It’s hard to find a place without any trees in Berlin, they’re everywhere, even important buildings like Humboldt University in what used to be East-Berlin – the Berlin featured in Alfred Hitchcock’s Torn Curtain, a place much less horrid than the film, he must have been drugged throughout the entire production, or even at the time when he was reading the script, why would anyone shoot such a boring mess, anyone, I ask you, but I wildly digress – anyway, even this architectural gem is partially covered in leaves and blossoms of a majestic chestnut tree, actually, all of Berlin is covered in trees, up and down every place and street, they’re flourishing so opulently you can’t make out the trunk at times. I wonder who planned this urban jungle, some green spirit way ahead of its time – whoever he was, I proposed a toast to him today, with my little bird friend and my soy caffè latte venti at a very treed Starbucks.

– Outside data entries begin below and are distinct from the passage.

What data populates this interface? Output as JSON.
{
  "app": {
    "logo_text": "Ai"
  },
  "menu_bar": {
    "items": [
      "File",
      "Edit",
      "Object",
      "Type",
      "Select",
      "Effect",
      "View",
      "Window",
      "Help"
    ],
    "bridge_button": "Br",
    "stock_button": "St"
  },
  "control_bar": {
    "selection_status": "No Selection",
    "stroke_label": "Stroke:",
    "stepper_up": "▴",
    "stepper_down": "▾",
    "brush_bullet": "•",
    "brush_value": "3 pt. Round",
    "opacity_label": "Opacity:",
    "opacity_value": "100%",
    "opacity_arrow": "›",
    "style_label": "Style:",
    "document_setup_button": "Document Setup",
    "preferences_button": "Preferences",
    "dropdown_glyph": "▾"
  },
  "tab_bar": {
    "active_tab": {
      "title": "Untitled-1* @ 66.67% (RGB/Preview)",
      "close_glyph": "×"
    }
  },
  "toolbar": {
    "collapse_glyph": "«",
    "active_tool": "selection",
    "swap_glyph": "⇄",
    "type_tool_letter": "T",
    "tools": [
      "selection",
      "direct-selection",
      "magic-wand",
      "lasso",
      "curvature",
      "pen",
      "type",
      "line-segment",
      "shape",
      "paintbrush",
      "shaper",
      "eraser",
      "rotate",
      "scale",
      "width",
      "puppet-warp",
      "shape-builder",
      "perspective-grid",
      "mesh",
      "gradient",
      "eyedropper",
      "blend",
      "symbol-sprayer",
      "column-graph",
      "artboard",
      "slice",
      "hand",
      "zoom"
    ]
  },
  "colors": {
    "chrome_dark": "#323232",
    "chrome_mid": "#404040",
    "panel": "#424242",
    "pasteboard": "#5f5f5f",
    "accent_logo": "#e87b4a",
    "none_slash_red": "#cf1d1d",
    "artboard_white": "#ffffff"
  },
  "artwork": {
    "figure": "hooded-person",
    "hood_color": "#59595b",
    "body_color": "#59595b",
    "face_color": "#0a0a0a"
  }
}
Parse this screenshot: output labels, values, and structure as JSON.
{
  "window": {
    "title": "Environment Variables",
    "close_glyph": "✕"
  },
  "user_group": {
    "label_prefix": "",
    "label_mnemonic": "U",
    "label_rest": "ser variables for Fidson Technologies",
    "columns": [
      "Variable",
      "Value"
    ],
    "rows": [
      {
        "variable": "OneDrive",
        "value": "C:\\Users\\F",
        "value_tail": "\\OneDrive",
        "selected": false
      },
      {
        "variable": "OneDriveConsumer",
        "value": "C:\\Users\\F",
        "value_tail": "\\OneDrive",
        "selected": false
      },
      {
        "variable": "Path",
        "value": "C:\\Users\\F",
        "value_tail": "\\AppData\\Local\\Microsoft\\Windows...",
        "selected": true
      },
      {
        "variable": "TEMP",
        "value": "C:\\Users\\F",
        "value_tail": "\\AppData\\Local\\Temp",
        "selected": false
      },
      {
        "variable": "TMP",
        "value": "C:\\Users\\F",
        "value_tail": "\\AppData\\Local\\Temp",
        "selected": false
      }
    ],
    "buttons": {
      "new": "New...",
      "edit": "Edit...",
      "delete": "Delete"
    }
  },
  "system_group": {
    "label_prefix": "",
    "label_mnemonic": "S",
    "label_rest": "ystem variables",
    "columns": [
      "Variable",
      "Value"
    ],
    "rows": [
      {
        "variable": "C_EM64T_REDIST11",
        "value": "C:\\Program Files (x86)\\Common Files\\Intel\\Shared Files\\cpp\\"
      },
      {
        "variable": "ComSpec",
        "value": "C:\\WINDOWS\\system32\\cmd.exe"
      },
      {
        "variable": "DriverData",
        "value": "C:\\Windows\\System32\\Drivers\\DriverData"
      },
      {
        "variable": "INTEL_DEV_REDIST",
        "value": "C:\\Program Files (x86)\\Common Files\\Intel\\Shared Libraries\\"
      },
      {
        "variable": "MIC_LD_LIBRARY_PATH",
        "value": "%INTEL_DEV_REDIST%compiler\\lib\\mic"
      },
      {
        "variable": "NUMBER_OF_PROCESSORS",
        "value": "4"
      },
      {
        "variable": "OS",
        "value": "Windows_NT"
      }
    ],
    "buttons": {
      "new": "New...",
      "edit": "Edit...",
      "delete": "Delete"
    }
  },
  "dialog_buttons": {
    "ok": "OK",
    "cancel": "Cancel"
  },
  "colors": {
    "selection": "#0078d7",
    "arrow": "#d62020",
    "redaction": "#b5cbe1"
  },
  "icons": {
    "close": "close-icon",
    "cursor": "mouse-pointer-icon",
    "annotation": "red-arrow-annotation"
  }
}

One day, that is, if one day I win the lottery, I’ll move to this place on Boulevard Haussmann in Paris, it’s not too big nor too small, quite manly, elegant, it screams old money, it’s not Monceau at all, only close by, nobody will suspect you bought it from your lottery win, the house next door has a beautiful red door, not Elizabeth Arden’s though, a little more to the oxblood side of red, it’s near to Miromesnil and Rue La Boétie, Boulevard Malesherbes and Saint-Augustin isn’t far away either, I’ve practically spent days watching these crossroads while having an endless series of cafés au lait, also a highly recommandable salade norvégienne at Saint-Augustin’s, I call that area my natural habitat, including the Starbucks on Boulevard Haussmann, I’m not a snob, I like to have my soy caffè latte when ever I feel like it, and an iced americano in summer, venti, always venti, and once they had that matcha cake, so good, so green, anyway, whoever lives there now, will have to move out, at once, sorry, but it’s beyond my control, ainsi va le monde, ce n’est pas ma faute, I’m just hoping I picked the winning numbers.
This February, Mousey and I went to Paris, I in my Balmain caban, he in his Sonia Rykiel-ish outfit, stuck somewhere inside, not compromising my military allure, representing the Swiss battalion of the Balmain Army, we went goose-stepping through the streets of my favourite town, starting in the Marais, ignoring the cold and the endless drizzle, but rather enjoying emptied side-walks, no bumping into tourists when they suddenly stop to take selfies, just some slim silhouettes of Parisians, slim as their black umbrellas, crossing the river to get via Île St.Louis to Saint-Germain, and crossing it again to get to the Tuileries, admiring their elegant tristesse on such a day, void of flowers, colours and people, the Louvre’s glorious façades and rooftops just in front of you, the Musée d’Orsay on your right, on the other bank of the Seine, an architectural ensemble you find nowhere else in the world, breathing it all in while stepping over puddle after puddle, to get to Galignani’s on rue de Rivoli, the best bookstore in the world.
One thing, however, I took no account of. My lactose intolerance. After all those cafés au lait I had to warm up from the cold, my stomach became bloated. All of a sudden, I was nine months pregnant. The military shape of my jacket was gone, not only did I look like I had no self-control, I lost one of my buttons, it just popped off my jacket, the one moment I forgot to tuck my belly in when admiring Goyard’s window display. But hell, it was worth it. The French know how to make a good coffee.
Anna Wintour and I have something in common: we love coffee from Starbucks. I, however, was sipping it with much more style when living in Hamburg. On Jungfernstieg, not far away from Chanel’s, Gucci’s and Prada’s flagship stores, I was an ever so frequent customer at the most exquisite Starbucks coffee house you can possibly imagine. Situated in a restored Kontorhaus from the late 1800s, a true architectural gem, opulent neo-renaissance with the original ceiling and its most stunning coffering which you can almost touch when you’re seated on the second floor. It’s a feast for anybody only slightly interested in interior design and architecture. Vienna’s Kaffeehaus Demel, Venice’s Caffè Florian, or Rome’s Caffè Greco may offer better coffee, less absurd varieties and much more high toned a bill, but their ceilings can’t compete. Despite the fact I had become a vieil habitué over the years, I never stopped sipping my Soy Caffè Latte Venti looking up, on the brink of neck fracture, every bit as much impressed as when looking up at Michelangelo’s David in Florence. Well, I’m exaggerating a little, but he comes close.